I have always been impressed by people who can make up a good aphorism; Winston Churchill seemed to have generated an aphorism a day for most of his adult life, which is amazing considering that he was a fat inbred git.

Anyhow, I sat down to do my nightly reading, fortified by a glass and a half of what most non-Krauts would consider a sickly-sweet white.

It's called "Fruitwood". Anybody who has had Dr Loosen's Wehlener Sonnenuhr Riesling Auslese would recognise the taste immediately, but this is a domestic number that gets ignored by wine-wankers who think whites have to be tart, and taste of wood.

But I digress - being slightly "elephant's" (aka slightly "scheisen") will make your mind wander.

I was thinking about aphorisms; Oscar Wilde was good at them... Keynes was pretty good at them. Livy, Ovid, and the rest of the ancient Grecians were not bad either.

But my pick of all the aphorisms I've ever read, is that uttered by the barbarian warlord Brennus as he stood outside the gates of Rome.

Vae Victus (pronounced "Way Wiktiss", I am assured by scholars). Woe Betide the Vanquished.

As I pored over my funny little charts with their interesting squiggles, it leapt out at me and struck me between the eyes.

I've been watching the succession of lower highs and lower lows in the Dow... the unconfirmed higher high in the Dow Transports which generated a bearish non-confirmation per Dow Theory... the various cycles which are timed to have peaked this week... the awful technical picture in the SOX and the Nasdaq. Elliott counts, too.

I don't usually include what I call "Liberace ratios" in my analysis (that is, Fibonacci ratios) but there's a bunch of them as well. And they all point to an absolute WALL in front of themarket just slightly above current levels.

If I am right (and that would mean that all the Fib ratio folks, the Elliott folks, the Dow Theory folks and the valuation folks are right too), then we are about to enter a real steep decline. Something really horrible.

And according to the Investment Company Institute, American 401(k) investors aged 40 and over have more than 55% of their assets in equities.
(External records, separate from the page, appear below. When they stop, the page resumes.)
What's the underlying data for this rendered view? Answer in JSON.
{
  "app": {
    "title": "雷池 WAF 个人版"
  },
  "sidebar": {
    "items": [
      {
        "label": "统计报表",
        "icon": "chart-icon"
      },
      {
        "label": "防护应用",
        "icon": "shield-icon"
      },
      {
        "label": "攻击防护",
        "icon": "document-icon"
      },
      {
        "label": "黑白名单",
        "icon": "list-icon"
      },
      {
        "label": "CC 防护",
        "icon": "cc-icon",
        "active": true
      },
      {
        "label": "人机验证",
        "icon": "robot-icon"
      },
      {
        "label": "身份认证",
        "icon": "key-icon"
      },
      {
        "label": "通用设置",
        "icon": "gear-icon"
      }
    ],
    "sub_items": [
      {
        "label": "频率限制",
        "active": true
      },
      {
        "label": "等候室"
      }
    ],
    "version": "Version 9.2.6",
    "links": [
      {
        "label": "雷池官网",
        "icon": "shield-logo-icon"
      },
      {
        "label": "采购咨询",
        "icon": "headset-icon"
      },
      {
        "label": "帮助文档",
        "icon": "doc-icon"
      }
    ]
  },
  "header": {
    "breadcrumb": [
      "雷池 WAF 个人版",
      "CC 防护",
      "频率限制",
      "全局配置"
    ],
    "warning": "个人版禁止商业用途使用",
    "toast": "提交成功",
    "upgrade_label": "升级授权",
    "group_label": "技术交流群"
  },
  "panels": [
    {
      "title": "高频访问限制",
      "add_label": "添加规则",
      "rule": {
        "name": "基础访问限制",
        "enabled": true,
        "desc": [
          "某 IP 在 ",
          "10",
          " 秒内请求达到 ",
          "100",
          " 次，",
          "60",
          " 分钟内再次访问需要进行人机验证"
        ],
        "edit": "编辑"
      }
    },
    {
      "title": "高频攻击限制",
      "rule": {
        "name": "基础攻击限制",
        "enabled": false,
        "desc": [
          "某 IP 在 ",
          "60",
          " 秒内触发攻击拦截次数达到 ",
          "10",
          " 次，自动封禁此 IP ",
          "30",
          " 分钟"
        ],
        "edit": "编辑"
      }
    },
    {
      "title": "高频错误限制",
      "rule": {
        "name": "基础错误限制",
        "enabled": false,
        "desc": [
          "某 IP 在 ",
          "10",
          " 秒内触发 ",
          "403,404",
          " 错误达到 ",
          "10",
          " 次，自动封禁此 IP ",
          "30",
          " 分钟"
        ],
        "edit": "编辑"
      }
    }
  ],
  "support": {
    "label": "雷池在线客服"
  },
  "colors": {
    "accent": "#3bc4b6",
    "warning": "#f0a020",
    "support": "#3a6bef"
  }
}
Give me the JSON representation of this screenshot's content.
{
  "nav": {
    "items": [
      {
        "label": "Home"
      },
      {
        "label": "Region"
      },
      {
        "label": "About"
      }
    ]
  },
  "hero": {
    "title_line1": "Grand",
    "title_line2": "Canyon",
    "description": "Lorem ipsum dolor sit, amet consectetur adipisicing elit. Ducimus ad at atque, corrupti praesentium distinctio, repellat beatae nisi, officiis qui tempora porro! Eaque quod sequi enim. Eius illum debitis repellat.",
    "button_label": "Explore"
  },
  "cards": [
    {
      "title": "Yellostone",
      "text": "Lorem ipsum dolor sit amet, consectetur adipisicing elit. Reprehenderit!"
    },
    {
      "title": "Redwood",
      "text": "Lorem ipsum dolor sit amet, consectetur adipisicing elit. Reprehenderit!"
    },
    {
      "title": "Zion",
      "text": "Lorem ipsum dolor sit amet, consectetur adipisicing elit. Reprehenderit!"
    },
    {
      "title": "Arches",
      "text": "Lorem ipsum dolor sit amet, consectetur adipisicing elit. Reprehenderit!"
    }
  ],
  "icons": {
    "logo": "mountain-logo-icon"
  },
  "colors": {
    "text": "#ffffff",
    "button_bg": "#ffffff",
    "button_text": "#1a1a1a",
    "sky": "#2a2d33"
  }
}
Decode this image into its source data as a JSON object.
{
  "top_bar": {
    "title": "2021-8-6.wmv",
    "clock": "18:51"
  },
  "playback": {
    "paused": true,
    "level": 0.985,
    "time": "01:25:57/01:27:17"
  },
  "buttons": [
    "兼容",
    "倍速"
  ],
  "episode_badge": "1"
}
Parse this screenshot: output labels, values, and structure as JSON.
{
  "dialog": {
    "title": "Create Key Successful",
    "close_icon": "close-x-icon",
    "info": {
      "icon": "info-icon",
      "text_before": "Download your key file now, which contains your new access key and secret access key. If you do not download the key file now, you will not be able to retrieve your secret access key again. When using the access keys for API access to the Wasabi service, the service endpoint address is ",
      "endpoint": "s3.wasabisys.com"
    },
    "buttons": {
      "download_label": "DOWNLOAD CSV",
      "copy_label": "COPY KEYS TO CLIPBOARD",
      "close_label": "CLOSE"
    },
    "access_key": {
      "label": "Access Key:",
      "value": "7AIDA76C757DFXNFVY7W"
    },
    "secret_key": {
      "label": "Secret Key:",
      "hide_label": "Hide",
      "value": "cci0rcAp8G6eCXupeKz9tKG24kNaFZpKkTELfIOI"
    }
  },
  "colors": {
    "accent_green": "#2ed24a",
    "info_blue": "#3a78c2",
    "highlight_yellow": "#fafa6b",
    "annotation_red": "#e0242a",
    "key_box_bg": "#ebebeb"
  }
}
Although I am a gentle soul, Brennus' words are redolent for me right now; these folks have the chance to get out now and retain what little of their 401(k) they still have in cash. After all, a miniscule nominal yield is far better than what we appear set to generate in equities. If theirretirements are befouled as a result of their silly investment strategy, they have been warned.